> **Prompt**:
Search the entries below for the word "caption" and copy every line where it appears.
== Data supplied ==
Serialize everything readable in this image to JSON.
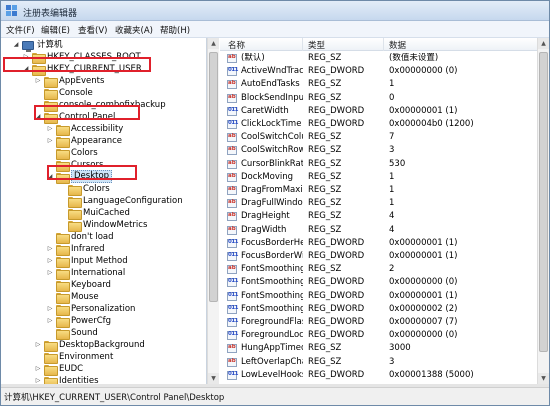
{
  "window": {
    "title": "注册表编辑器"
  },
  "menu": [
    "文件(F)",
    "编辑(E)",
    "查看(V)",
    "收藏夹(A)",
    "帮助(H)"
  ],
  "tree": {
    "root": "计算机",
    "items": [
      {
        "label": "HKEY_CLASSES_ROOT",
        "expander": "▷",
        "highlight": false,
        "selected": false
      },
      {
        "label": "HKEY_CURRENT_USER",
        "expander": "◢",
        "highlight": true,
        "selected": false
      },
      {
        "label": "AppEvents",
        "expander": "▷",
        "highlight": false,
        "selected": false
      },
      {
        "label": "Console",
        "expander": "",
        "highlight": false,
        "selected": false
      },
      {
        "label": "console_combofixbackup",
        "expander": "",
        "highlight": false,
        "selected": false
      },
      {
        "label": "Control Panel",
        "expander": "◢",
        "highlight": true,
        "selected": false
      },
      {
        "label": "Accessibility",
        "expander": "▷",
        "highlight": false,
        "selected": false
      },
      {
        "label": "Appearance",
        "expander": "▷",
        "highlight": false,
        "selected": false
      },
      {
        "label": "Colors",
        "expander": "",
        "highlight": false,
        "selected": false
      },
      {
        "label": "Cursors",
        "expander": "",
        "highlight": false,
        "selected": false
      },
      {
        "label": "Desktop",
        "expander": "◢",
        "highlight": true,
        "selected": true
      },
      {
        "label": "Colors",
        "expander": "",
        "highlight": false,
        "selected": false
      },
      {
        "label": "LanguageConfiguration",
        "expander": "",
        "highlight": false,
        "selected": false
      },
      {
        "label": "MuiCached",
        "expander": "",
        "highlight": false,
        "selected": false
      },
      {
        "label": "WindowMetrics",
        "expander": "",
        "highlight": false,
        "selected": false
      },
      {
        "label": "don't load",
        "expander": "",
        "highlight": false,
        "selected": false
      },
      {
        "label": "Infrared",
        "expander": "▷",
        "highlight": false,
        "selected": false
      },
      {
        "label": "Input Method",
        "expander": "▷",
        "highlight": false,
        "selected": false
      },
      {
        "label": "International",
        "expander": "▷",
        "highlight": false,
        "selected": false
      },
      {
        "label": "Keyboard",
        "expander": "",
        "highlight": false,
        "selected": false
      },
      {
        "label": "Mouse",
        "expander": "",
        "highlight": false,
        "selected": false
      },
      {
        "label": "Personalization",
        "expander": "▷",
        "highlight": false,
        "selected": false
      },
      {
        "label": "PowerCfg",
        "expander": "▷",
        "highlight": false,
        "selected": false
      },
      {
        "label": "Sound",
        "expander": "",
        "highlight": false,
        "selected": false
      },
      {
        "label": "DesktopBackground",
        "expander": "▷",
        "highlight": false,
        "selected": false
      },
      {
        "label": "Environment",
        "expander": "",
        "highlight": false,
        "selected": false
      },
      {
        "label": "EUDC",
        "expander": "▷",
        "highlight": false,
        "selected": false
      },
      {
        "label": "Identities",
        "expander": "▷",
        "highlight": false,
        "selected": false
      }
    ]
  },
  "list": {
    "headers": {
      "name": "名称",
      "type": "类型",
      "data": "数据"
    },
    "rows": [
      {
        "icon": "sz",
        "name": "(默认)",
        "type": "REG_SZ",
        "data": "(数值未设置)"
      },
      {
        "icon": "dword",
        "name": "ActiveWndTrack...",
        "type": "REG_DWORD",
        "data": "0x00000000 (0)"
      },
      {
        "icon": "sz",
        "name": "AutoEndTasks",
        "type": "REG_SZ",
        "data": "1"
      },
      {
        "icon": "sz",
        "name": "BlockSendInput...",
        "type": "REG_SZ",
        "data": "0"
      },
      {
        "icon": "dword",
        "name": "CaretWidth",
        "type": "REG_DWORD",
        "data": "0x00000001 (1)"
      },
      {
        "icon": "dword",
        "name": "ClickLockTime",
        "type": "REG_DWORD",
        "data": "0x000004b0 (1200)"
      },
      {
        "icon": "sz",
        "name": "CoolSwitchColu...",
        "type": "REG_SZ",
        "data": "7"
      },
      {
        "icon": "sz",
        "name": "CoolSwitchRows",
        "type": "REG_SZ",
        "data": "3"
      },
      {
        "icon": "sz",
        "name": "CursorBlinkRate",
        "type": "REG_SZ",
        "data": "530"
      },
      {
        "icon": "sz",
        "name": "DockMoving",
        "type": "REG_SZ",
        "data": "1"
      },
      {
        "icon": "sz",
        "name": "DragFromMaxi...",
        "type": "REG_SZ",
        "data": "1"
      },
      {
        "icon": "sz",
        "name": "DragFullWindows",
        "type": "REG_SZ",
        "data": "1"
      },
      {
        "icon": "sz",
        "name": "DragHeight",
        "type": "REG_SZ",
        "data": "4"
      },
      {
        "icon": "sz",
        "name": "DragWidth",
        "type": "REG_SZ",
        "data": "4"
      },
      {
        "icon": "dword",
        "name": "FocusBorderHei...",
        "type": "REG_DWORD",
        "data": "0x00000001 (1)"
      },
      {
        "icon": "dword",
        "name": "FocusBorderWid...",
        "type": "REG_DWORD",
        "data": "0x00000001 (1)"
      },
      {
        "icon": "sz",
        "name": "FontSmoothing",
        "type": "REG_SZ",
        "data": "2"
      },
      {
        "icon": "dword",
        "name": "FontSmoothing...",
        "type": "REG_DWORD",
        "data": "0x00000000 (0)"
      },
      {
        "icon": "dword",
        "name": "FontSmoothing...",
        "type": "REG_DWORD",
        "data": "0x00000001 (1)"
      },
      {
        "icon": "dword",
        "name": "FontSmoothing...",
        "type": "REG_DWORD",
        "data": "0x00000002 (2)"
      },
      {
        "icon": "dword",
        "name": "ForegroundFlas...",
        "type": "REG_DWORD",
        "data": "0x00000007 (7)"
      },
      {
        "icon": "dword",
        "name": "ForegroundLock...",
        "type": "REG_DWORD",
        "data": "0x00000000 (0)"
      },
      {
        "icon": "sz",
        "name": "HungAppTimeo...",
        "type": "REG_SZ",
        "data": "3000"
      },
      {
        "icon": "sz",
        "name": "LeftOverlapChars",
        "type": "REG_SZ",
        "data": "3"
      },
      {
        "icon": "dword",
        "name": "LowLevelHooks...",
        "type": "REG_DWORD",
        "data": "0x00001388 (5000)"
      }
    ]
  },
  "status": {
    "path": "计算机\\HKEY_CURRENT_USER\\Control Panel\\Desktop"
  },
  "icons": {
    "sz": "ab",
    "dword": "011"
  },
  "colors": {
    "highlight_box": "#e0202b",
    "selection": "#cde4f7"
  }
}
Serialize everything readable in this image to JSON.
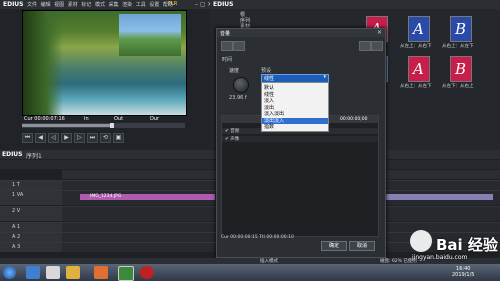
{
  "player": {
    "app_name": "EDIUS",
    "menu": "文件 编辑 视图 素材 标记 模式 采集 渲染 工具 设置 帮助",
    "mode_badge": "PLR",
    "timecode_row": {
      "cur": "Cur 00:00:07:16",
      "in": "In",
      "out": "Out",
      "dur": "Dur"
    },
    "progress_fraction": 0.55,
    "controls": [
      "⏮",
      "◀",
      "◁",
      "▶",
      "▷",
      "⏭",
      "⟲",
      "▣"
    ]
  },
  "bin": {
    "app_name": "EDIUS",
    "tree": [
      "根",
      "序列",
      "素材",
      "特效"
    ],
    "thumbs": [
      {
        "letter": "A",
        "color": "#c81e4a",
        "caption": "从上：从下"
      },
      {
        "letter": "A",
        "color": "#2a4aa8",
        "caption": "从左上：从右下"
      },
      {
        "letter": "B",
        "color": "#2a4aa8",
        "caption": "从右上：从左下"
      },
      {
        "letter": "A",
        "color": "#2a4aa8",
        "caption": "从左：从右"
      },
      {
        "letter": "A",
        "color": "#c81e4a",
        "caption": "从右上：从左下"
      },
      {
        "letter": "B",
        "color": "#c81e4a",
        "caption": "从左下：从右上"
      }
    ]
  },
  "timeline": {
    "app_name": "EDIUS",
    "sequence": "序列1",
    "tracks": [
      {
        "name": "1 T",
        "type": "title"
      },
      {
        "name": "1 VA",
        "type": "video"
      },
      {
        "name": "2 V",
        "type": "video"
      },
      {
        "name": "A 1",
        "type": "audio"
      },
      {
        "name": "A 2",
        "type": "audio"
      },
      {
        "name": "A 3",
        "type": "audio"
      }
    ],
    "clip_label": "IMG_1234.JPG"
  },
  "dialog": {
    "title": "音量",
    "close": "✕",
    "section_time": "时间",
    "duration_label": "速度",
    "duration_value": "23.96 f",
    "preset_label": "预设",
    "preset_selected": "线性",
    "options": [
      "默认",
      "线性",
      "淡入",
      "淡出",
      "淡入淡出",
      "淡出淡入",
      "指数"
    ],
    "selected_index": 5,
    "graph_time": "00:00:00;00",
    "row_labels": [
      "✔ 音频",
      "✔ 声像"
    ],
    "footer": "Cur 00:00:00:15   Ttl 00:00:00:10",
    "ok": "确定",
    "cancel": "取消"
  },
  "statusbar": {
    "left": "插入模式",
    "right": "磁盘: 62% 已使用"
  },
  "taskbar": {
    "time": "16:40",
    "date": "2019/1/5",
    "icons": [
      "explorer",
      "media",
      "folder",
      "firefox",
      "edius",
      "recorder"
    ]
  },
  "watermark": {
    "text": "Bai 经验",
    "url": "jingyan.baidu.com"
  }
}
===
> **Response**:
        "caption": "从上：从下"
        "caption": "从左上：从右下"
        "caption": "从右上：从左下"
        "caption": "从左：从右"
        "caption": "从右上：从左下"
        "caption": "从左下：从右上"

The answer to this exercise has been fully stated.